Daytime clenching and grinding habits are also far more common than people realize and tend to coincide with periods of stress or intense focus.

Here are some of the most-reported activities that seem to trigger daytime habits:

  • Driving, especially in traffic
  • Working at a computer
  • Studying
  • Sewing, knitting, and other intricate handwork
  • Playing with pets
  • Exercising, especially weight-lifting
  • Watching your children or loved ones compete or perform
  • Long business meetings

Other Overuses of the Jaw Muscles
Clenching and grinding certainly account for the majority of headaches related to facial muscle spasm, but there are other habits, or parafunctions, that can also contribute to head pain. A parafunction is any habitual exercise of a body part that is not typically associated with its common function. Clenching and grinding are parafunctions of the jaw and teeth because their common functions are chewing, speaking, and swallowing. But people can develop all kinds of oral habits that unknowingly set the muscles into spasm and create head pain.

Here are some of the most common activities we see that can strain the facial muscles over time:

  • Habitually chewing gum, pencils, pens, fingernails, or other objects
  • Habitually holding nails, sewing needles, pins, or other objects between the teeth to keep the hands free for work
  • Habitually using the teeth to open bottles, cut thread, or to perform other scissor-like actions
  • “Setting” the jaw, or holding the facial muscles under tension even when the teeth are not touching
  • Prolonged sucking actions mostly associated with smoking, habitually using a straw, and some oral sex activities

No matter how convenient some of these habits may seem in the moment, the primary functions of the muscles that surround and support the teeth and jaw are to help you chew food, swallow, and speak. The system works best in a balanced relationship of work (muscle contraction) and relaxation (letting the tension go). Pain in the muscles themselves, or referred pain in the form of a tension headache, are indications that you are overtaxing the contraction side of the equation. Resting and stretching your mouth and jaw at regular intervals throughout the day, as well as working hard to eliminate parafunctional habits will go a long way not only in relieving head pain, but also in protecting the primary functions of your teeth, jaw, and facial muscles.

When to Seek Treatment
If these home-care remedies do not make a significant difference in your headache pain, there may be more going on. For some individuals with improperly aligned bites, just the act of chewing and swallowing can trigger all kinds of facial pain and headaches.

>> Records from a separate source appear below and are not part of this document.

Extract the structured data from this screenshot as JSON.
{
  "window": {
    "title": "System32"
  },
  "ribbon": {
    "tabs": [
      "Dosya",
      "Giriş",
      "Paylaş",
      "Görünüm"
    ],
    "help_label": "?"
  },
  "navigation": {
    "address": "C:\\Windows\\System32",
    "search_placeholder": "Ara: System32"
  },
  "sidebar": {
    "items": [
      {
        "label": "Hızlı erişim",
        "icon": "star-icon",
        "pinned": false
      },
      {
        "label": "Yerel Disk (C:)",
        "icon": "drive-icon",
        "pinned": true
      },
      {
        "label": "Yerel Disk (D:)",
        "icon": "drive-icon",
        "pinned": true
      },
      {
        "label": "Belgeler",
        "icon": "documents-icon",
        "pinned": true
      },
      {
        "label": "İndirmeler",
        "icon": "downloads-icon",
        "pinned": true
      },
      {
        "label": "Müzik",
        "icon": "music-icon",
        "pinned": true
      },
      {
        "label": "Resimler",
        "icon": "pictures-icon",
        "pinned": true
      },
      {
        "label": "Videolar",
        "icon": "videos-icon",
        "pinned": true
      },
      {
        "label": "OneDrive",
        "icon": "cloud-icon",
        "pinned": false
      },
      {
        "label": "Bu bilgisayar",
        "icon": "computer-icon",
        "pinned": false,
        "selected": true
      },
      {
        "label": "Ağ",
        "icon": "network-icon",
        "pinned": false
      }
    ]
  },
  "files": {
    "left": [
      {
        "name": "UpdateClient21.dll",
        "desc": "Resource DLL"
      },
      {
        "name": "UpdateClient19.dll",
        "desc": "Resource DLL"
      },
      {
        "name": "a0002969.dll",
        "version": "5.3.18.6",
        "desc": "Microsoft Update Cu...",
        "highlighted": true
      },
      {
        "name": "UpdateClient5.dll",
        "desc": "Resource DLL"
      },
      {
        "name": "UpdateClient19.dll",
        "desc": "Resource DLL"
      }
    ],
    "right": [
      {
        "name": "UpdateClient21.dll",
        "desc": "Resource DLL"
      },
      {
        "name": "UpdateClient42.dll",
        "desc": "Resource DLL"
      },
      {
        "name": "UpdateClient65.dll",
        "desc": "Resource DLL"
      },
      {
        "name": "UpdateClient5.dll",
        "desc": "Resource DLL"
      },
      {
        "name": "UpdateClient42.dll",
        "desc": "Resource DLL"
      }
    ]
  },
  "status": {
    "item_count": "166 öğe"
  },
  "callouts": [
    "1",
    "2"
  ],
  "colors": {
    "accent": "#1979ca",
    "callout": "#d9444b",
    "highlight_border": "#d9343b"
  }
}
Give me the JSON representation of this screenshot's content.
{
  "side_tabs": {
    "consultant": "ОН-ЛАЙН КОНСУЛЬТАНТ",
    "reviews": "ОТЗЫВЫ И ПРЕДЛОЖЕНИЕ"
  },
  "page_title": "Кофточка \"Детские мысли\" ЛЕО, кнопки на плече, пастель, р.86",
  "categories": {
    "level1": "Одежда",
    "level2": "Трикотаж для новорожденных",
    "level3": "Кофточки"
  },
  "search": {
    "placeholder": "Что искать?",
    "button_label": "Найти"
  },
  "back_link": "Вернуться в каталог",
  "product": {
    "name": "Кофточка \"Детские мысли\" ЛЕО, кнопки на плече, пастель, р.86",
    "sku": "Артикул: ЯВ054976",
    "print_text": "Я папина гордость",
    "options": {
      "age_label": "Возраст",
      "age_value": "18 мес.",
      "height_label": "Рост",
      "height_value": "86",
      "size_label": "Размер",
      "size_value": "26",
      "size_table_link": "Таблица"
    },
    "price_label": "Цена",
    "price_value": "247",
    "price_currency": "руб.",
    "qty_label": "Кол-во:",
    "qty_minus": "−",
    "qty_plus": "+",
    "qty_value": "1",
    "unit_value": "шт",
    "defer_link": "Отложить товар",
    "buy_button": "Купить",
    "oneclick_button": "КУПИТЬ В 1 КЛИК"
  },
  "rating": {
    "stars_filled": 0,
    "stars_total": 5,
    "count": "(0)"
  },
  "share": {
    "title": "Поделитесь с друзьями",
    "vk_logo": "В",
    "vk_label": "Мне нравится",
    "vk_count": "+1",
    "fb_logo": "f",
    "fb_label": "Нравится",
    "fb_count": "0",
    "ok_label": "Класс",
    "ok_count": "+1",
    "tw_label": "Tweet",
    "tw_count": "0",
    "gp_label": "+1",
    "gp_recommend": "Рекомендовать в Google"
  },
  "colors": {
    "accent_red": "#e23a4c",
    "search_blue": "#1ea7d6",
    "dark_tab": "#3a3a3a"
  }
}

The misaligned bite may be preventing the primary chewing muscles from functioning, and as a result other muscles are being unduly taxed trying to pick up the slack. If you suspect that a bite misalignment may be contributing to your overexertion headaches, schedule an appointment with a qualified dental provider who has experience treating bite and TMJ disorders.


References:
Mayo Clinic: Tension Headache Causes
The Angle Orthodontist: A Study of Bite Force, Part 1.
Journal of Prosthetic Dentistry: Prevalence and Association of Headaches, Temporomandibular Joint Disorders, and Occlusal Interference


The Headache Series:
Introduction
Daily Headache Diary
Posture
Hydration
Overexertion
Food Triggers
Exercise, Rest, and Stress
Jaw Injuries and Muscle Strain
Hormones, Medication, and Environment


Print Options:
Overexertion (information on this page only)
The Full Headache Series (entire series including Daily Headache Diary)
Daily Headache Diary (with instructions)
Daily Headache Diary Form (form only, no instructions)